It’s time for Montana ice climbers to pull their gloves off–not while climbing frozen waterfalls, but in the fight to retain access to Hyalite Canyon. Slated to go into effect in 2008, the Gallatin National Forest’s new travel plan would close and gate the road between January 1 and May 15 and designate it for “family-oriented cross country skiing,” effectively reducing a five-month ice climbing season to six to eight weeks.

In an early January meeting, Forest Service officials turned down climbers’ requests to make changes to the travel plan outside a formal appeal process and said sternly, climbers have “the responsibility to prove [the Forest Service] wrong. And we don’t want to be wrong.”

Joe Josephson, author of the local ice guidebook Winter Dance, said that over the past four years Montana climbers and the Southwest Montana Climbing Coalition (SMCC) have been “working in good faith to educate the Forest Service about the value of Hyalite ice climbing.

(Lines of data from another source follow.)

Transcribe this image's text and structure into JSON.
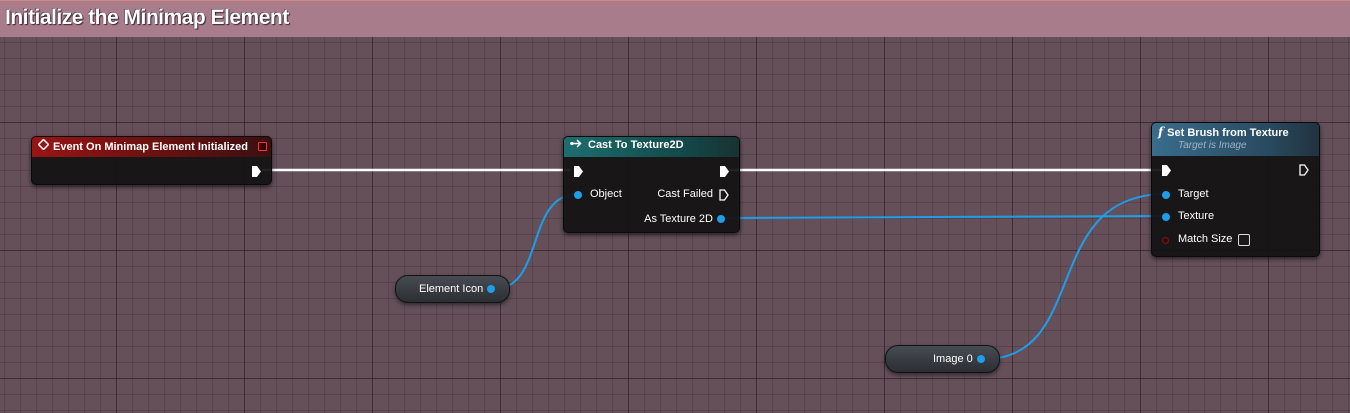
{
  "comment": {
    "title": "Initialize the Minimap Element"
  },
  "nodes": {
    "event": {
      "title": "Event On Minimap Element Initialized"
    },
    "cast": {
      "title": "Cast To Texture2D",
      "pins": {
        "object": "Object",
        "cast_failed": "Cast Failed",
        "as_texture": "As Texture 2D"
      }
    },
    "set_brush": {
      "title": "Set Brush from Texture",
      "subtitle": "Target is Image",
      "pins": {
        "target": "Target",
        "texture": "Texture",
        "match_size": "Match Size"
      },
      "match_size_checked": false
    }
  },
  "variables": {
    "element_icon": "Element Icon",
    "image": "Image 0"
  },
  "colors": {
    "graph_bg": "#65505a",
    "comment_header": "#a87c8a",
    "exec_wire": "#ffffff",
    "object_wire": "#1e9ee8",
    "event_header": "#9a1414",
    "cast_header": "#1d6e6e",
    "function_header": "#3a6c8c"
  },
  "icons": {
    "event": "event-diamond-icon",
    "cast": "cast-arrow-icon",
    "function": "function-f-icon",
    "delegate": "delegate-square-icon"
  }
}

And they’ve ignored us.”

With assistance from The Access Fund, high-profile locals such as Josephson, Pat Callis and Conrad Anker have filed official appeals, but Montana ice climbers still need legal and financial help. More information and ways to contribute can be found at:

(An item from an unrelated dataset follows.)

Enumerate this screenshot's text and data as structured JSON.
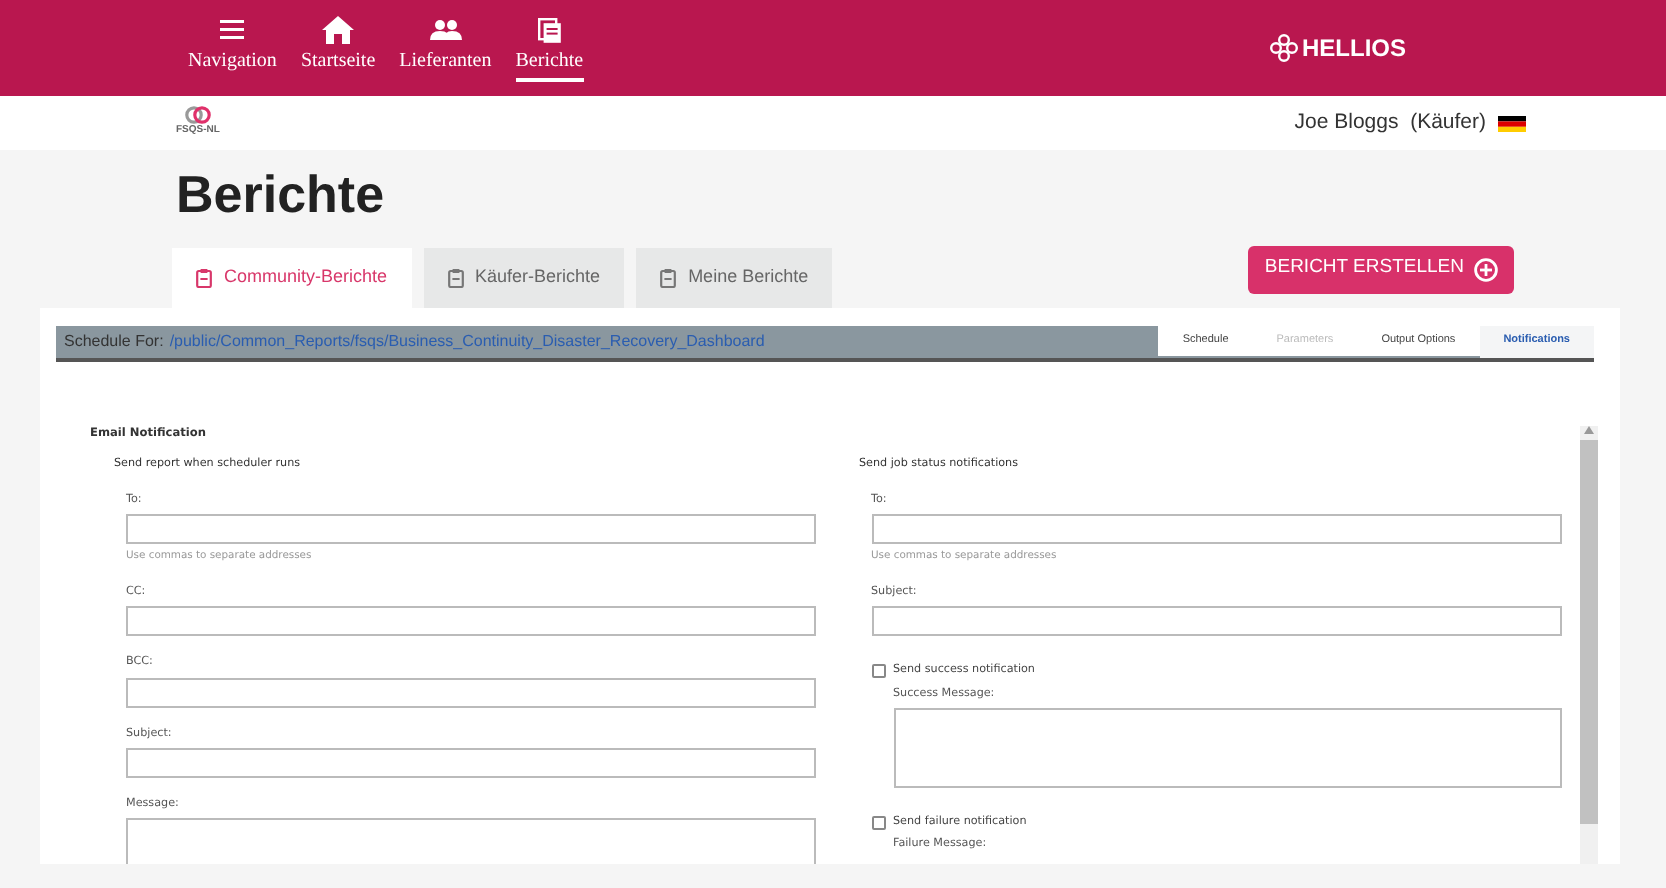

First Ascent Press: Here you can fill out a survey that will help save access to Hyalite Canyon.

The Access Fund

Montana Ice